the subtonic. (The Bb in the scale below)
Harmonic Minor Scales
 The second type of minor scale is the harmonic
minor scale.
 To write a harmonic minor scale, start by writing out
a natural minor scale.
Harmonic Minor Scales
 Raise the seventh note a chromatic semitone,
ascending and descending.
 In this example: Bb becomes a B natural.
The raised seventh note of a harmonic minor scale is called a LEADING NOTE.
WHY???
5 to 1!
Let’s practice: p. 74 #15
 A) c# minor harmonic form
What do we need to do to make this scale a C- sharp harmonic scale??
Let’s practice: p. 74 #15
 b) f# minor harmonic form
Let’s practice: p. 74 #15
 b) b minor harmonic form
Let’s practice: p. 77 #19
 a) f minor harmonic form, dotted
half notes, ascending and
descending, using a key signature
Let’s practice: p. 77 #19
 B) c minor, harmonic form, dotted
half notes, ascending and
descending, using a key signature
Melodic Minor Scales
 The third type of minor scale is the melodic minor
scale.
 Write the natural minor scale first.
 Raise the sixth and seventh notes by a chromatic
semitone in the ASCENDING scale only.
 In the descending melodic minor scale, the sixth and
seventh notes are lowered back to down to form an
unaltered natural minor scale again.
Melodic Minor Scales
Let’s practice: p. 79 #23 a)
 a) e minor, melodic form,
ascending and descending,
 Whole notes and a key signature
Let’s practice: p. 79 #23 b)
 b) b minor, melodic form,
ascending and descending,
 Whole notes and a key signature
Melodic Minor Scales- mark the semitones
 In the natural minor scale, the semitones are marked
between notes 2-3 and 5-6.
 Where are they marked on the melodic minor scale?
 (between the 2-3 and 7-1 ascending, and 2-3 and 5-6
descending.)
Let’s practice: p. 81 #26 a)
 a) f# minor, melodic form
descending only, in quarter notes
 Using accidentals, mark semitones
with a slur
Finish Minor Scales homework in theory book
 In small groups, you will work to complete all of
Lesson 6 (to the end of p.86) exercises on minor
scales in your keyboard theory books.
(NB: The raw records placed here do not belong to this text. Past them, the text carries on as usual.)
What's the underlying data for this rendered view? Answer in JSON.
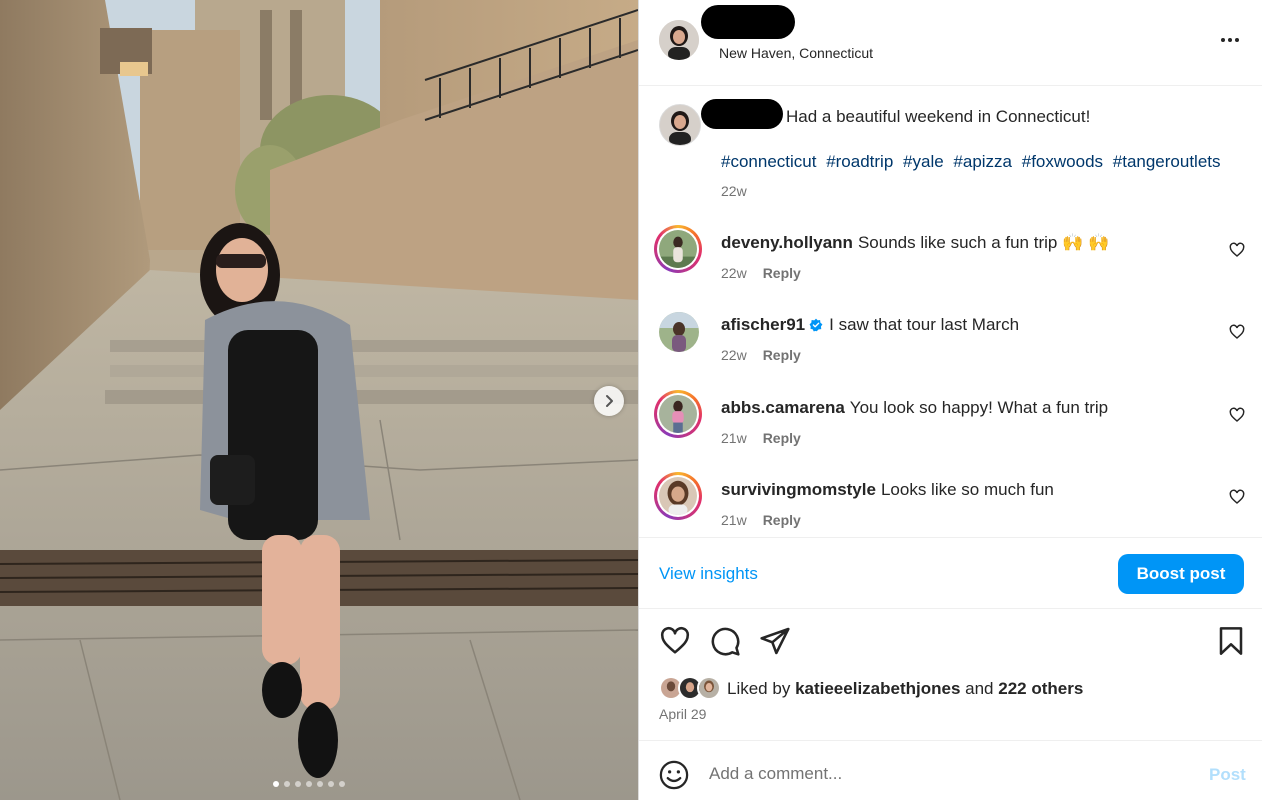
{
  "post": {
    "location": "New Haven, Connecticut",
    "caption": "Had a beautiful weekend in Connecticut!",
    "hashtags": [
      "#connecticut",
      "#roadtrip",
      "#yale",
      "#apizza",
      "#foxwoods",
      "#tangeroutlets"
    ],
    "time": "22w",
    "carousel": {
      "slides": 7,
      "current": 1
    }
  },
  "comments": [
    {
      "username": "deveny.hollyann",
      "text": "Sounds like such a fun trip 🙌 🙌",
      "time": "22w",
      "reply": "Reply",
      "verified": false,
      "story_ring": true
    },
    {
      "username": "afischer91",
      "text": "I saw that tour last March",
      "time": "22w",
      "reply": "Reply",
      "verified": true,
      "story_ring": false
    },
    {
      "username": "abbs.camarena",
      "text": "You look so happy! What a fun trip",
      "time": "21w",
      "reply": "Reply",
      "verified": false,
      "story_ring": true
    },
    {
      "username": "survivingmomstyle",
      "text": "Looks like so much fun",
      "time": "21w",
      "reply": "Reply",
      "verified": false,
      "story_ring": true
    }
  ],
  "actions": {
    "view_insights": "View insights",
    "boost_post": "Boost post"
  },
  "likes": {
    "prefix": "Liked by",
    "user": "katieeelizabethjones",
    "joiner": "and",
    "others": "222 others",
    "date": "April 29"
  },
  "comment_box": {
    "placeholder": "Add a comment...",
    "post_label": "Post"
  },
  "colors": {
    "link_blue": "#0095f6",
    "hashtag": "#00376b",
    "muted": "#737373",
    "post_disabled": "#b2dffc",
    "verified": "#0095f6"
  },
  "icons": [
    "more-icon",
    "heart-icon",
    "comment-icon",
    "share-icon",
    "bookmark-icon",
    "emoji-icon",
    "verified-icon",
    "chevron-right-icon"
  ]
}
I will be
checking for completion!
 If you have any questions about minor scales,
TODAY is the day to ask!
 There will be a short quiz on Relative Major and
Minor Key signatures and Natural Minor scales on
Thursday.
Finish Minor Scales homework in theory book
 GROUPS:
 Gabi, Taisa, Daniella
- Larissa, Sophia, Lucas
 Diana, Emily, Lucas
-Graham, Nicole, Henry
 Camilla, Michal, Chanelle

similar documents